This exposure caused FINRA (the Financial Industry Regulatory Authority) to require MF Global to raise more capital, and

JPMorgan Chase

(JPM) - Get Report

extended the company $300 million in credit in September.

So in three months, MF Global sold more than $600 million worth of debt and took out another $300 million line of credit. Almost $1 billion in three months.

Lionel Mellul, Co-founder and Partner of Momentum Trading Partners says, "They took too big of a position of risk, $6 billion vs. their capital. That's the problem with poor risk management. They did not stop a losing position."

One employee that recently left the firm says that even though he was removed from the trading, everyone at the firm knew that the risk was rising.

"It felt like every day we went to work, we wondered did they put the chips on black or red that day," he said. "It was very disconcerting."

So just as MF Global is dealing with the dropping value of debt it purchased, so are the holders of MF Global debt.

The bonds trade in fairly small quantities, but as word began to spread that MF Global was in trouble, the bonds began trading in the millions.

The value dropped almost 60% at one point as bondholders scrambled to get something for their trouble.

Word had gotten out that some houses were told to quit trading with MF Global. That set off a chain reaction because no one wants to be the last guy out the door.

Everything MF Global said to try to reassure the market sounded ominously like what

Bear Stearns

and

Lehman Brothers

were saying before they went down.

The firm's stock has plummeted, with shares closing at $1.20 on Friday after going as low as 99 cents.

In addition to

reportedly hiring bankruptcy and restructuring lawyers

, MF Global's reportedly board met over the weekend to discuss the company's options, including a

sale

. The word on Wall Street was that by Monday morning MF Global would be done.

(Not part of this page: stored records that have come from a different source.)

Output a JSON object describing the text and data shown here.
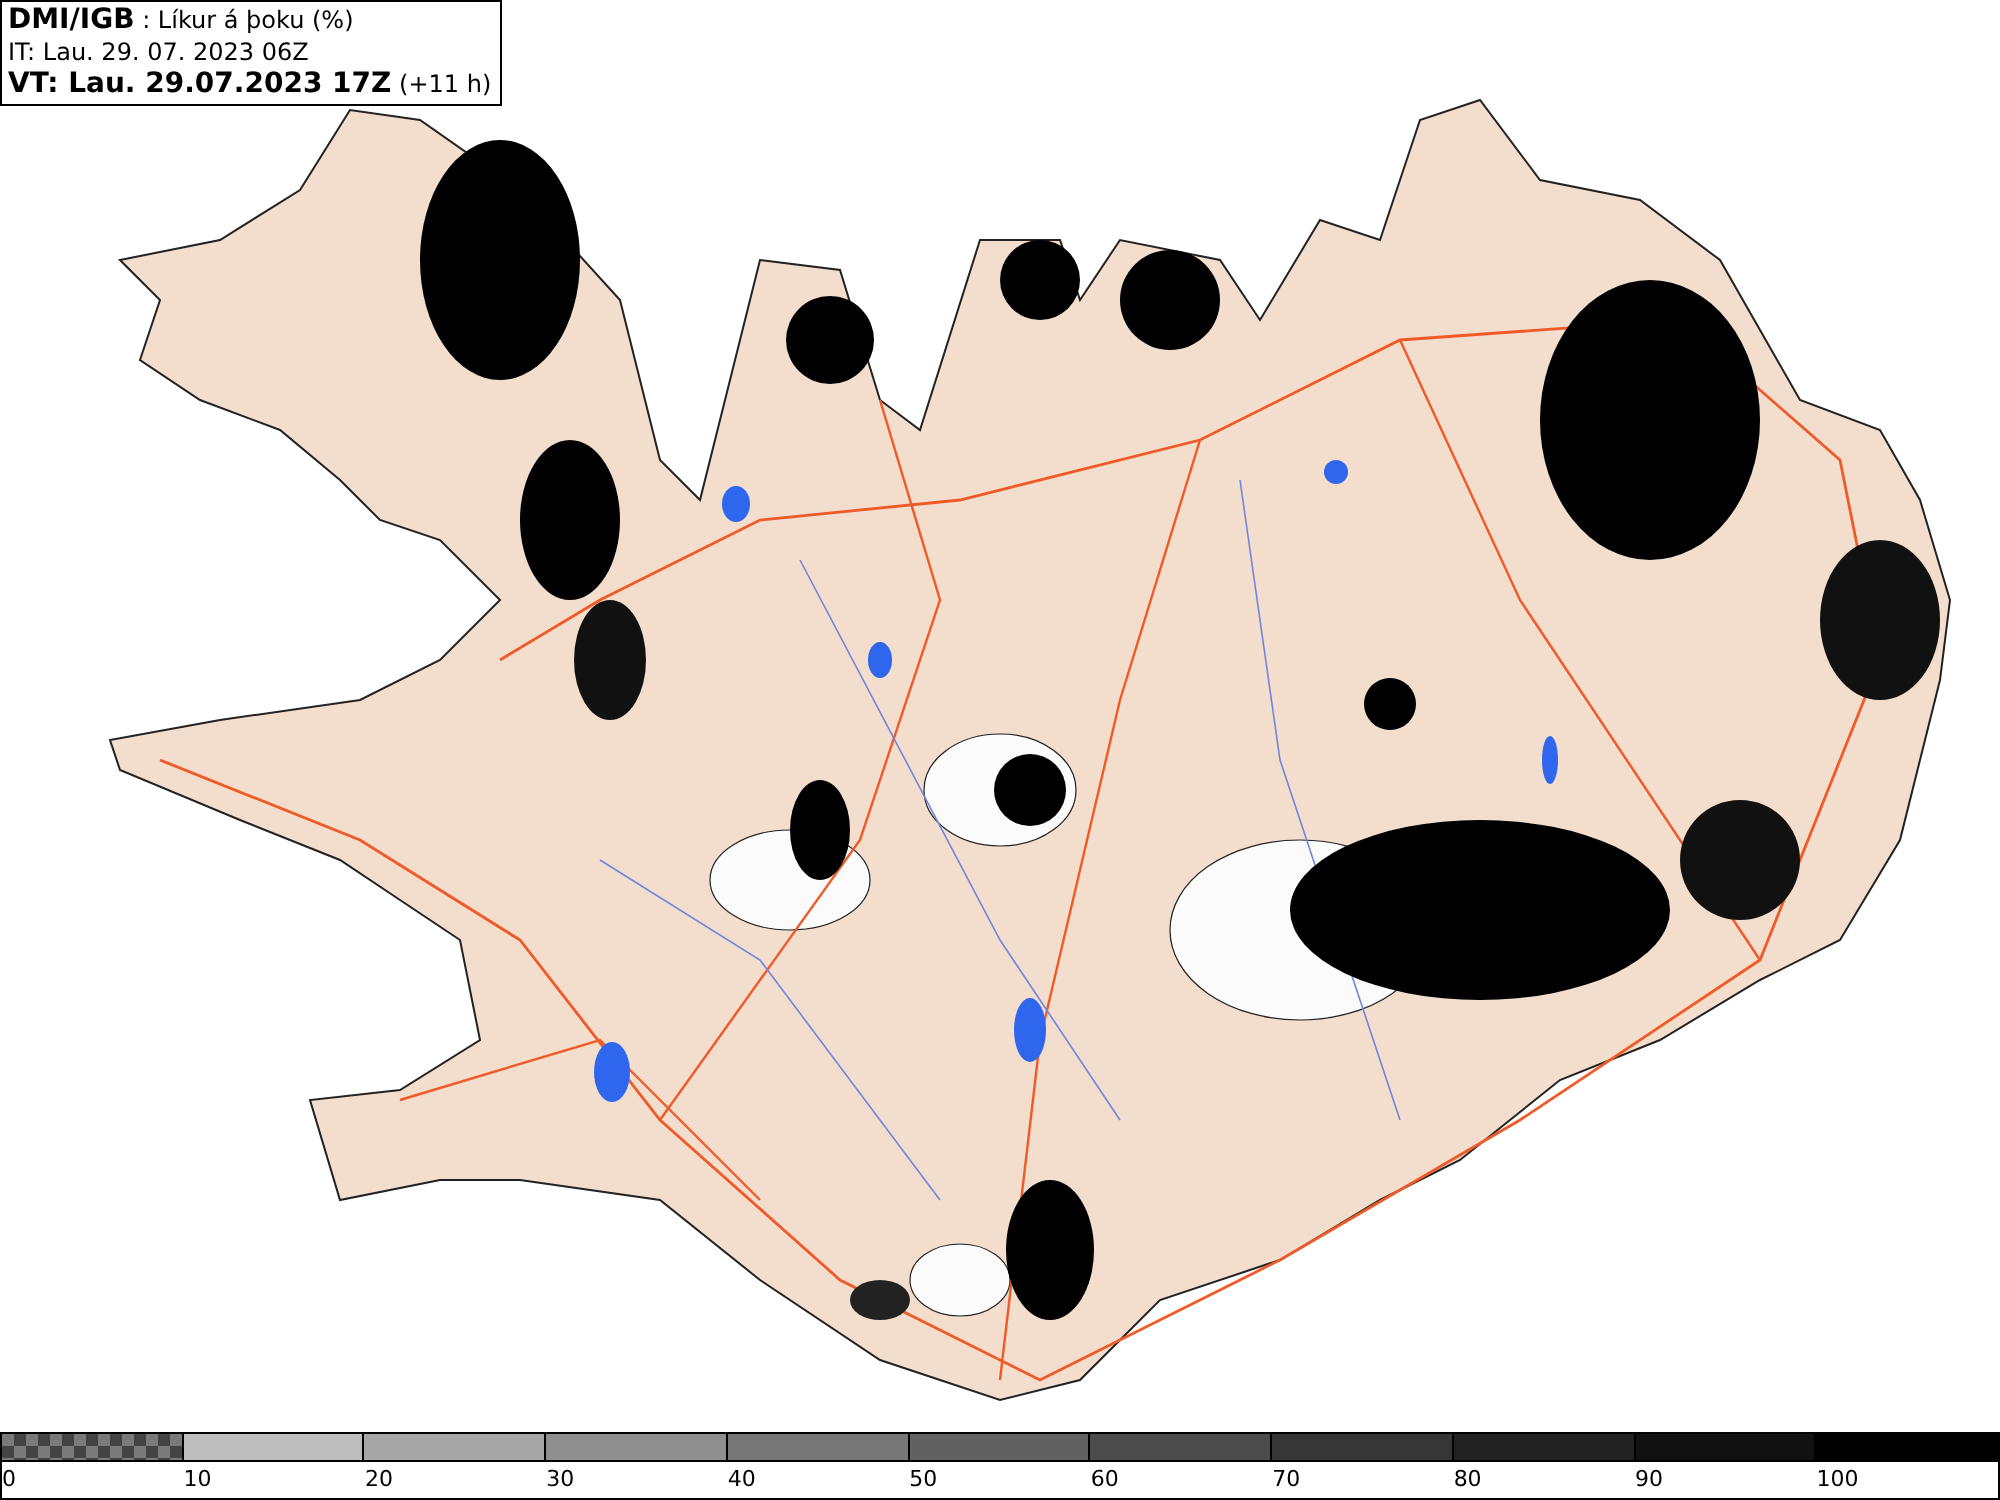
{
  "header": {
    "lines": [
      "**DMI/IGB** : Líkur á þoku (%)",
      "IT: Lau. 29. 07. 2023 06Z",
      "**VT: Lau. 29.07.2023 17Z** (+11 h)"
    ]
  },
  "legend": {
    "segments": [
      {
        "kind": "checkered",
        "color": "#7a7a7a"
      },
      {
        "kind": "solid",
        "color": "#bdbdbd"
      },
      {
        "kind": "solid",
        "color": "#a6a6a6"
      },
      {
        "kind": "solid",
        "color": "#8f8f8f"
      },
      {
        "kind": "solid",
        "color": "#777777"
      },
      {
        "kind": "solid",
        "color": "#616161"
      },
      {
        "kind": "solid",
        "color": "#4b4b4b"
      },
      {
        "kind": "solid",
        "color": "#363636"
      },
      {
        "kind": "solid",
        "color": "#222222"
      },
      {
        "kind": "solid",
        "color": "#111111"
      },
      {
        "kind": "solid",
        "color": "#000000"
      }
    ],
    "ticks": [
      "0",
      "10",
      "20",
      "30",
      "40",
      "50",
      "60",
      "70",
      "80",
      "90",
      "100"
    ]
  }
}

All that needs to be decided is the price. As with

Bear

and

Lehman

, don't expect to see a premium paid for the firm.

Disclosure: TheStreet's editorial policy prohibits staff editors, reporters and analysts from holding positions in any individual stocks.